Tap Drill and Its Adapter
Davis has multiple missing teeth. We plan to place an implant at the site of #2, but he thinks that the tooth #31 is useless. Since there is an opposing tooth and implant placement at the site of #14 is challenging due to limited bone height (Fig.2: CT sagittal section), his first implant will be at the site of #13 (Fig.1-3). Two implant designs are gingiva- (Fig.1) and bone- (Fig.2,3 (coronal section) level.
CT analysis (Hounsfield units) shows D2/3 bone at the site of #13. Osteotomy is created by using drills. Fig.4 shows 3.5 mm drill at the depth of 8 mm. The trajectory needs to be adjusted. When 4 mm drill is done, the osteotomy is ovoid in shape. The implant should be 4 or 4.5 mm?
To solve the dilemma, 4.5x11 mm tap is placed by a wrench at the depth of 8
mm. So an adapter is required. Hand placement of the tap is more

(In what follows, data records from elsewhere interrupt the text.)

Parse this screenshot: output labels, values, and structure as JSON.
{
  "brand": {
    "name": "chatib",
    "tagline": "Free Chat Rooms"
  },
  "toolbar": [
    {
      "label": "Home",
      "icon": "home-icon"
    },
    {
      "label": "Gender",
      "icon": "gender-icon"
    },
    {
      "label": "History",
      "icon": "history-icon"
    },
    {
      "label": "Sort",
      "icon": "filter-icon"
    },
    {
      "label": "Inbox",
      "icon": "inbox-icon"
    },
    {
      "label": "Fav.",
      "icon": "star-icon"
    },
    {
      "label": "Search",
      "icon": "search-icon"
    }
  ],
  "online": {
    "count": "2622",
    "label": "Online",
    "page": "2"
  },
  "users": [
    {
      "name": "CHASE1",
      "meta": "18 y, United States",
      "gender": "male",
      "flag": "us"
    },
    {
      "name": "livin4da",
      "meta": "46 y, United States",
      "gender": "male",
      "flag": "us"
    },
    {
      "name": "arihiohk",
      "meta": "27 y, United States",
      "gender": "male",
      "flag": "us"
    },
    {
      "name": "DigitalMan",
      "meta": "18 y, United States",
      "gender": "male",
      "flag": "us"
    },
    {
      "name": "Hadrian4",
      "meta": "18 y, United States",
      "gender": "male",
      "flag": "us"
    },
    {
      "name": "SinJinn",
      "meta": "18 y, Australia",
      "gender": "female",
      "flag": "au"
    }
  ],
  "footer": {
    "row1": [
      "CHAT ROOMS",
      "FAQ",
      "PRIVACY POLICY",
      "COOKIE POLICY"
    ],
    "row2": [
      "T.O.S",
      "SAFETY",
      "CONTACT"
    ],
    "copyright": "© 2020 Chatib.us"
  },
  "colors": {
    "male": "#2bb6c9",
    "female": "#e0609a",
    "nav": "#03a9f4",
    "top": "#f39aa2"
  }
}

controllable than handpiece's in term of trajectory (Fig.5, 5'). Although hand
placement of the tap is slower, it gives us time to watch whether the buccal
plate is fracturing or not. The depth is also controlled better
(intentional sinus lift without bone graft). Finally 4.5x11 mm implant is
placed relatively ideally (Fig.6 I with insertion torque 60 Ncm). A
restorative abutment (A) is placed immediately for a provisional (immediate
loading). There is no nasal hemorrhage intra- or post-op.
Xin Wei, DDS, PhD, MS 1st edition 01/15/2014, last revision 01/16/2014